In the data below, find every line with the word "structured" and copy it out.
Segment Start: Dataset records
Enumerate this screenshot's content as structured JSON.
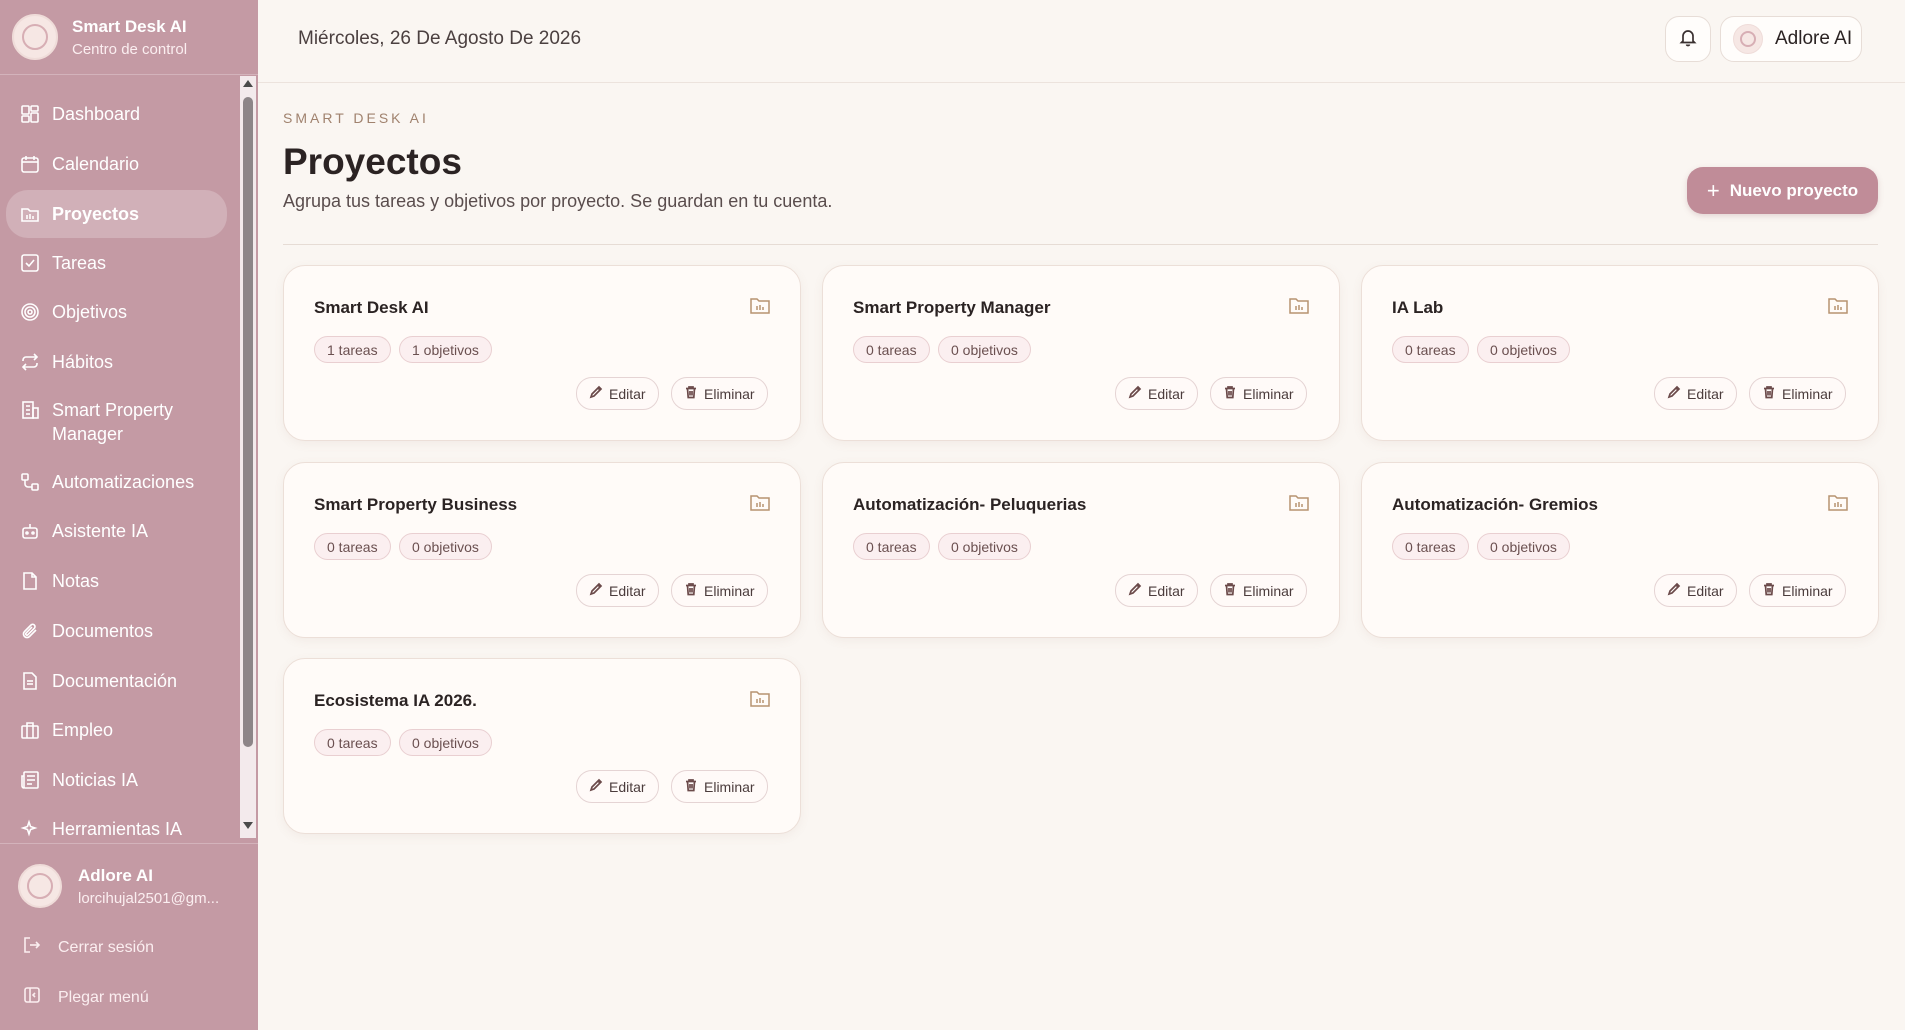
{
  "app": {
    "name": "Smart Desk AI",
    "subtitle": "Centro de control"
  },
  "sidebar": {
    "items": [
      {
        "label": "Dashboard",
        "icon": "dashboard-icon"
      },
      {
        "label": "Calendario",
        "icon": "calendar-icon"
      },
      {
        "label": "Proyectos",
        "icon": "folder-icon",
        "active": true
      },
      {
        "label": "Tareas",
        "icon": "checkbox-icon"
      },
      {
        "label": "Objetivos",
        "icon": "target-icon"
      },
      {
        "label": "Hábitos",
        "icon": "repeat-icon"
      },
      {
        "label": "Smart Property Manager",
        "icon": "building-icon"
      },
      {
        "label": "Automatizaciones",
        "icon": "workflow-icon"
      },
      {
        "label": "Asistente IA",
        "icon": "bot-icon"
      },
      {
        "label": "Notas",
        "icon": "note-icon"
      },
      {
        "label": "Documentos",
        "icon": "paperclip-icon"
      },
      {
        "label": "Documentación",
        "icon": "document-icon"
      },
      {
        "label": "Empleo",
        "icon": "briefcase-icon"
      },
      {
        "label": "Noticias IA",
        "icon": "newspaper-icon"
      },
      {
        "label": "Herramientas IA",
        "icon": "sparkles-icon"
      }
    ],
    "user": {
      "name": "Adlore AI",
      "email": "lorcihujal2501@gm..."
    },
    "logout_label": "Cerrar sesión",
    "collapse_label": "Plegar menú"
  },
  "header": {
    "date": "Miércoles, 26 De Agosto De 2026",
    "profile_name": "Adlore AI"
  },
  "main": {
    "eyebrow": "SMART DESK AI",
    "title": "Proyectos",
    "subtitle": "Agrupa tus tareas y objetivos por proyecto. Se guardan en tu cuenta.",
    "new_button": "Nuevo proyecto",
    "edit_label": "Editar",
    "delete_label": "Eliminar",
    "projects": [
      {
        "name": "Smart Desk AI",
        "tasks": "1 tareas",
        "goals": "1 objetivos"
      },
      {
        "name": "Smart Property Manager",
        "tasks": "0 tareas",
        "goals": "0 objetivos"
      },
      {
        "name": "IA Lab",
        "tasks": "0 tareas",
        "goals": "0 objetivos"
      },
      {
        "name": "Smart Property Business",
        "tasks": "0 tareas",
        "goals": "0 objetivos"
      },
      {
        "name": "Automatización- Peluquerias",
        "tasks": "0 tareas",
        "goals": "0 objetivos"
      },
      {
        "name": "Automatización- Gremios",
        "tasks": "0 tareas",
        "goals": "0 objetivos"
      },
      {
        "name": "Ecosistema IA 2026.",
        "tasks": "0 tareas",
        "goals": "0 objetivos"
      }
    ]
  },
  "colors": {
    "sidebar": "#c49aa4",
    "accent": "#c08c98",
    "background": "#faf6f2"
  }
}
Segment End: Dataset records
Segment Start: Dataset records
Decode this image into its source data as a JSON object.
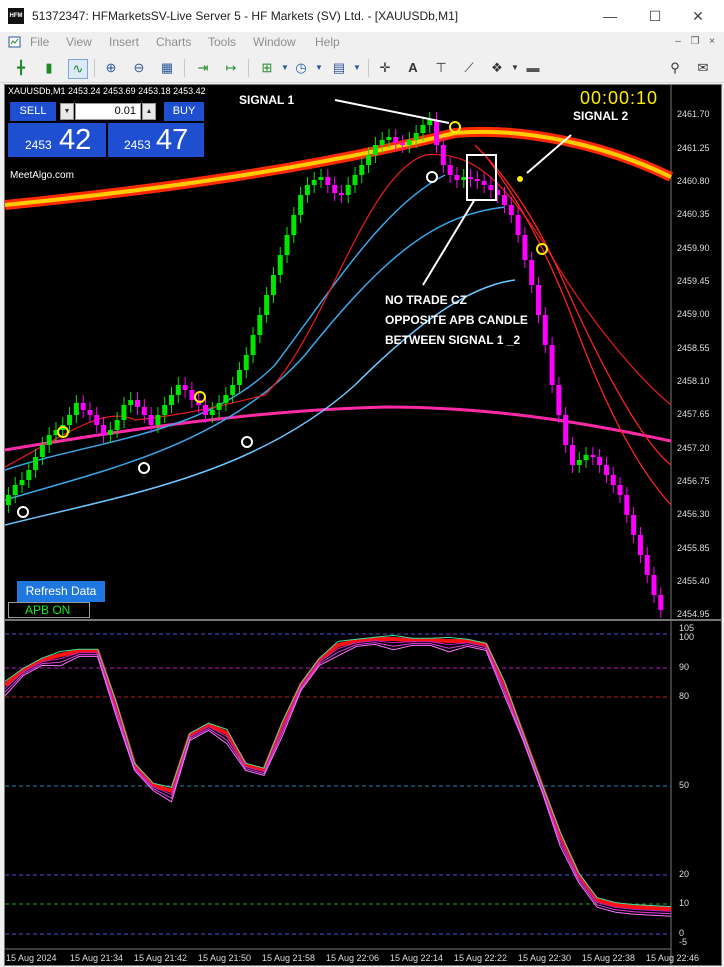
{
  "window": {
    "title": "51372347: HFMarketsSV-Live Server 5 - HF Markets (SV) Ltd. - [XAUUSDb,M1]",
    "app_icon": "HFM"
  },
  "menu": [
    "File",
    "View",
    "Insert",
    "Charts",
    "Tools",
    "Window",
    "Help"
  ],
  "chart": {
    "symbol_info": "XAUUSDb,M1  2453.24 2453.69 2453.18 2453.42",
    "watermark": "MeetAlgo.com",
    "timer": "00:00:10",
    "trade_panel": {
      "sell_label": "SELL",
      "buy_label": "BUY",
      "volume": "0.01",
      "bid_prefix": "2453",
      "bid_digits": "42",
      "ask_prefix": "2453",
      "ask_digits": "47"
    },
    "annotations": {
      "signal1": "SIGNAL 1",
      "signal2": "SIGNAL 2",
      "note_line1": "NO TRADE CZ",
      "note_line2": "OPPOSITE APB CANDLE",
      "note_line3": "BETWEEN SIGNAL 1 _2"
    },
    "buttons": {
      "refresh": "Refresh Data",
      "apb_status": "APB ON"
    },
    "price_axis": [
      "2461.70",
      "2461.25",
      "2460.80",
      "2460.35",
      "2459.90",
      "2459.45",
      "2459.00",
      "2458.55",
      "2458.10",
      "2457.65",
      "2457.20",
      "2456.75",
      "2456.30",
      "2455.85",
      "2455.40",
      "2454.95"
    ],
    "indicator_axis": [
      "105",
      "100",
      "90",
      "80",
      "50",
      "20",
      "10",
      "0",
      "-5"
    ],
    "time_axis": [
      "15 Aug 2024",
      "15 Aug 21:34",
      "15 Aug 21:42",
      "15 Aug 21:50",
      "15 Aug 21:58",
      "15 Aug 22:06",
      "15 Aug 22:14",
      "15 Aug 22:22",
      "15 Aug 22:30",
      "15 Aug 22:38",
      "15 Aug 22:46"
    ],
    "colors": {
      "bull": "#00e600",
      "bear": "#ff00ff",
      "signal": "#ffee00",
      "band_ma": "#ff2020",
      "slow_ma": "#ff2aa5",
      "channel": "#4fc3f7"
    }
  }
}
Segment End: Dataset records
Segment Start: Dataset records
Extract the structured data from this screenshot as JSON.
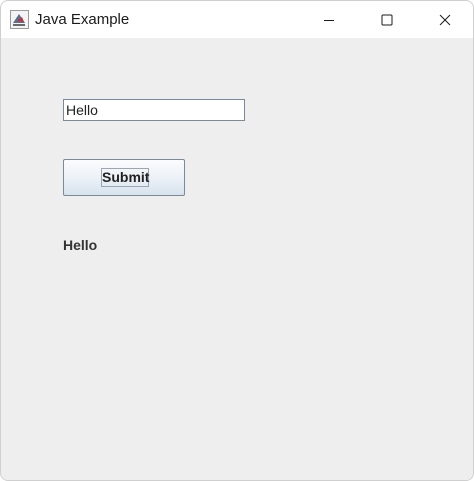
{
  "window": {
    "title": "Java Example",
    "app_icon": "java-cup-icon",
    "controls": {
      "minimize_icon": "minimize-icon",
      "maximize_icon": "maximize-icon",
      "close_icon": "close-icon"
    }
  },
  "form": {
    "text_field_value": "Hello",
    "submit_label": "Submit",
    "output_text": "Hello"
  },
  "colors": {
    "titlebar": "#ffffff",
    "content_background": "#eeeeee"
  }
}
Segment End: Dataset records
## Answer space
Enumerate this screenshot's content as structured JSON.
Extract the structured data from this screenshot as JSON.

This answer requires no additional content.